_MATERIAL TO PROCESS_
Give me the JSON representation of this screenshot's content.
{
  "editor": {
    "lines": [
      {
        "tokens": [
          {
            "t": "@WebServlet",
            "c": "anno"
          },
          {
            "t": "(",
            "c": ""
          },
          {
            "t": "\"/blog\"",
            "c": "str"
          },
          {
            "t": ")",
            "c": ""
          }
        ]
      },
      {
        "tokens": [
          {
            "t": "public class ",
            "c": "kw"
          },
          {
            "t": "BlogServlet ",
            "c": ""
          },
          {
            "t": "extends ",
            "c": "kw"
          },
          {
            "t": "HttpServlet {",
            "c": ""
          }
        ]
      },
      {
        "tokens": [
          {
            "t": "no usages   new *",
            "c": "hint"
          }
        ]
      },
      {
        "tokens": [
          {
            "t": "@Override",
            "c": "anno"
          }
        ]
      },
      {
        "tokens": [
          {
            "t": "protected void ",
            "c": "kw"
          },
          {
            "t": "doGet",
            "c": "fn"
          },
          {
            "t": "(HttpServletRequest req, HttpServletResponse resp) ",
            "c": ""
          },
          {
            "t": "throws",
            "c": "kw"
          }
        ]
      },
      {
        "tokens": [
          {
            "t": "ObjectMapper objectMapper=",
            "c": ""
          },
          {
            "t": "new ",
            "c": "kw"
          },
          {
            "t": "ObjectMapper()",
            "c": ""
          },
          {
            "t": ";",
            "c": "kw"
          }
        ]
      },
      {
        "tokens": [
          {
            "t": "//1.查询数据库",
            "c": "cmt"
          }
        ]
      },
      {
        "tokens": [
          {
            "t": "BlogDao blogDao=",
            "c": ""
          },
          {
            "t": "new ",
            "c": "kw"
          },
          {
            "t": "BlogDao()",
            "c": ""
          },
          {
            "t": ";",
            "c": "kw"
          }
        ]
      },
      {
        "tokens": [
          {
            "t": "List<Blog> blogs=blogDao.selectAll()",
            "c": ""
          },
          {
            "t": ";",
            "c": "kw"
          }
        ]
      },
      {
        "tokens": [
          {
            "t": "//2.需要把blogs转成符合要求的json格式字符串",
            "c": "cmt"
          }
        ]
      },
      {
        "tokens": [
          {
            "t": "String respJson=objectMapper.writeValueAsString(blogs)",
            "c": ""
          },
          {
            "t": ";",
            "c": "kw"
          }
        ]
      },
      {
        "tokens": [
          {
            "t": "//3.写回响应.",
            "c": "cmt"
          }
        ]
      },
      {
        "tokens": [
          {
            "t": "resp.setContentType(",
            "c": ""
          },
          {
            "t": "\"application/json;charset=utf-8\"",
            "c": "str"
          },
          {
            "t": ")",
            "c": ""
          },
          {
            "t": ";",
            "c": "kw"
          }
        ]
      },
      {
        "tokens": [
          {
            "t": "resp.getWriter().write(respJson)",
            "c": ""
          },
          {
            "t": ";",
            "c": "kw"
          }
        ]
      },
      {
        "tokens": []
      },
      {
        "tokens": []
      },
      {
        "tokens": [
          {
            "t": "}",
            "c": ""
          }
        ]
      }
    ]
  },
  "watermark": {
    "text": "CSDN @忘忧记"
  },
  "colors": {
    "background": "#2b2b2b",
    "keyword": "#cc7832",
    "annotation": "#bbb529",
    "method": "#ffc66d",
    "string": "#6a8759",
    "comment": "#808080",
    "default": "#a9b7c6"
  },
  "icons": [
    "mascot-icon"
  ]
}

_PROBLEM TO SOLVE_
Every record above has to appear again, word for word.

_REPLY TO THE TASK_
Give me the JSON representation of this screenshot's content.
{
  "editor": {
    "lines": [
      {
        "tokens": [
          {
            "t": "@WebServlet",
            "c": "anno"
          },
          {
            "t": "(",
            "c": ""
          },
          {
            "t": "\"/blog\"",
            "c": "str"
          },
          {
            "t": ")",
            "c": ""
          }
        ]
      },
      {
        "tokens": [
          {
            "t": "public class ",
            "c": "kw"
          },
          {
            "t": "BlogServlet ",
            "c": ""
          },
          {
            "t": "extends ",
            "c": "kw"
          },
          {
            "t": "HttpServlet {",
            "c": ""
          }
        ]
      },
      {
        "tokens": [
          {
            "t": "no usages   new *",
            "c": "hint"
          }
        ]
      },
      {
        "tokens": [
          {
            "t": "@Override",
            "c": "anno"
          }
        ]
      },
      {
        "tokens": [
          {
            "t": "protected void ",
            "c": "kw"
          },
          {
            "t": "doGet",
            "c": "fn"
          },
          {
            "t": "(HttpServletRequest req, HttpServletResponse resp) ",
            "c": ""
          },
          {
            "t": "throws",
            "c": "kw"
          }
        ]
      },
      {
        "tokens": [
          {
            "t": "ObjectMapper objectMapper=",
            "c": ""
          },
          {
            "t": "new ",
            "c": "kw"
          },
          {
            "t": "ObjectMapper()",
            "c": ""
          },
          {
            "t": ";",
            "c": "kw"
          }
        ]
      },
      {
        "tokens": [
          {
            "t": "//1.查询数据库",
            "c": "cmt"
          }
        ]
      },
      {
        "tokens": [
          {
            "t": "BlogDao blogDao=",
            "c": ""
          },
          {
            "t": "new ",
            "c": "kw"
          },
          {
            "t": "BlogDao()",
            "c": ""
          },
          {
            "t": ";",
            "c": "kw"
          }
        ]
      },
      {
        "tokens": [
          {
            "t": "List<Blog> blogs=blogDao.selectAll()",
            "c": ""
          },
          {
            "t": ";",
            "c": "kw"
          }
        ]
      },
      {
        "tokens": [
          {
            "t": "//2.需要把blogs转成符合要求的json格式字符串",
            "c": "cmt"
          }
        ]
      },
      {
        "tokens": [
          {
            "t": "String respJson=objectMapper.writeValueAsString(blogs)",
            "c": ""
          },
          {
            "t": ";",
            "c": "kw"
          }
        ]
      },
      {
        "tokens": [
          {
            "t": "//3.写回响应.",
            "c": "cmt"
          }
        ]
      },
      {
        "tokens": [
          {
            "t": "resp.setContentType(",
            "c": ""
          },
          {
            "t": "\"application/json;charset=utf-8\"",
            "c": "str"
          },
          {
            "t": ")",
            "c": ""
          },
          {
            "t": ";",
            "c": "kw"
          }
        ]
      },
      {
        "tokens": [
          {
            "t": "resp.getWriter().write(respJson)",
            "c": ""
          },
          {
            "t": ";",
            "c": "kw"
          }
        ]
      },
      {
        "tokens": []
      },
      {
        "tokens": []
      },
      {
        "tokens": [
          {
            "t": "}",
            "c": ""
          }
        ]
      }
    ]
  },
  "watermark": {
    "text": "CSDN @忘忧记"
  },
  "colors": {
    "background": "#2b2b2b",
    "keyword": "#cc7832",
    "annotation": "#bbb529",
    "method": "#ffc66d",
    "string": "#6a8759",
    "comment": "#808080",
    "default": "#a9b7c6"
  },
  "icons": [
    "mascot-icon"
  ]
}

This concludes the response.